- Part Sun/Shade
About This Plant
Bright light but not full scorch. Evergreen. The fruits are tart and peel easily, and they’re sweeter towards the end of their long season. With thin skins, calamondin don’t keep longer than a week after picking; it’s recommended to pick them when they still have some yellow, for sharper flavor.
An intergeneric hybrid between mandarin orange and kumquat, calamondin is one of the cold-hardiest of all citrus — down to 15 degrees in San Antonio without defoliation. (Below this, damage will be severe.) Introduced to the U.S. around 1900, it’s probably grown as much for its looks as its fruit: it’s a small specimen, takes well to hedging, and can be used in a container, a dooryard or a patio.

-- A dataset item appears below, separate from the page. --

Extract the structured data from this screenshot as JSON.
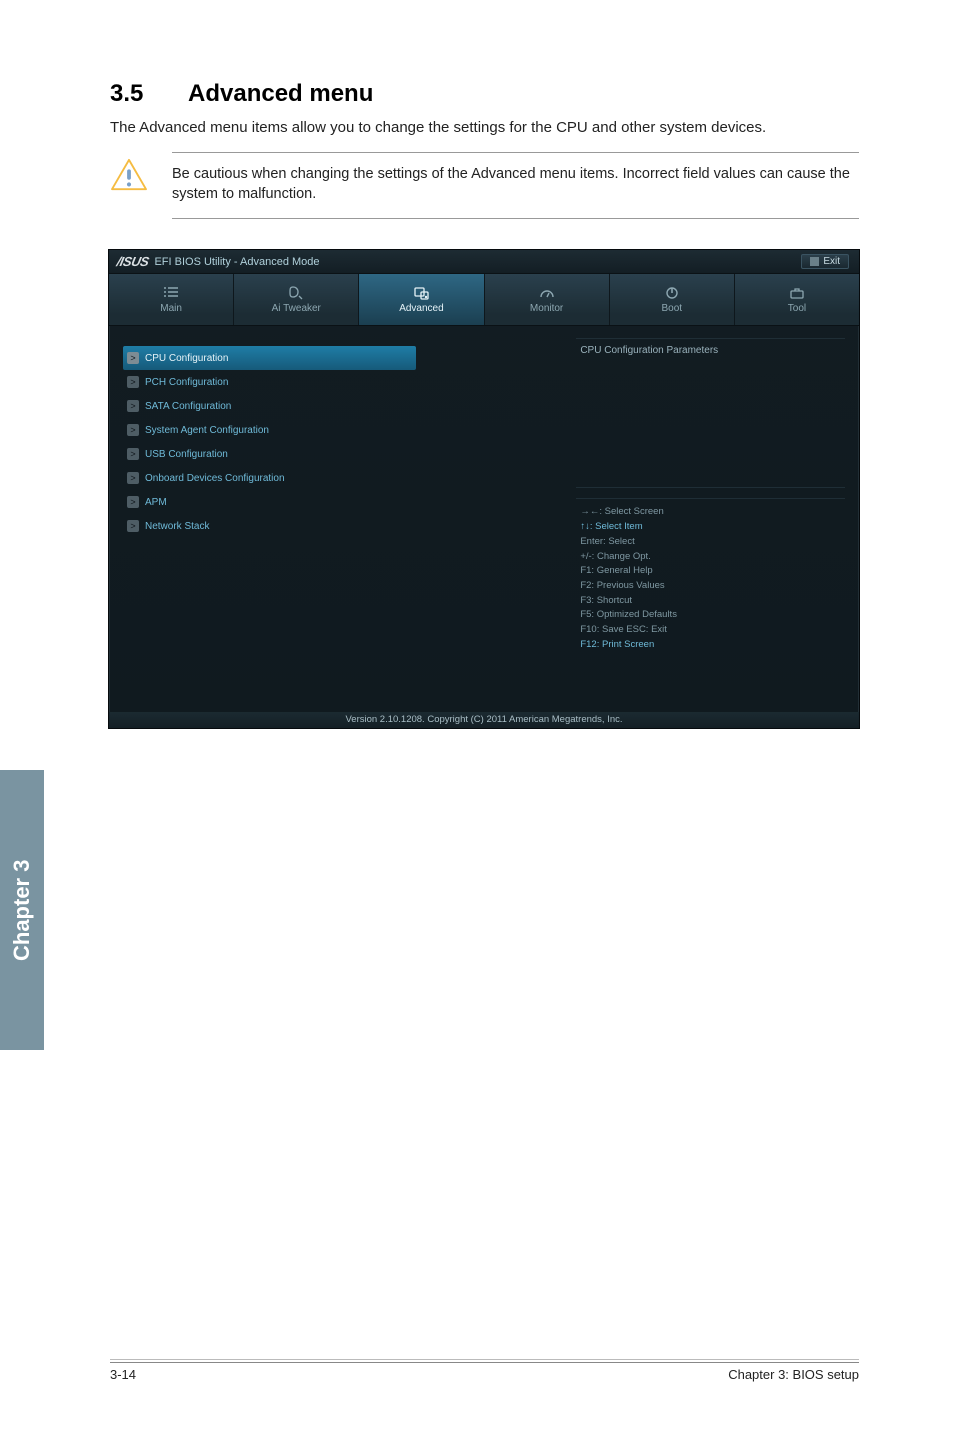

Occasional training and light pruning; fruit production can be enhanced by fertilizing, but established plants are pretty self-sufficient.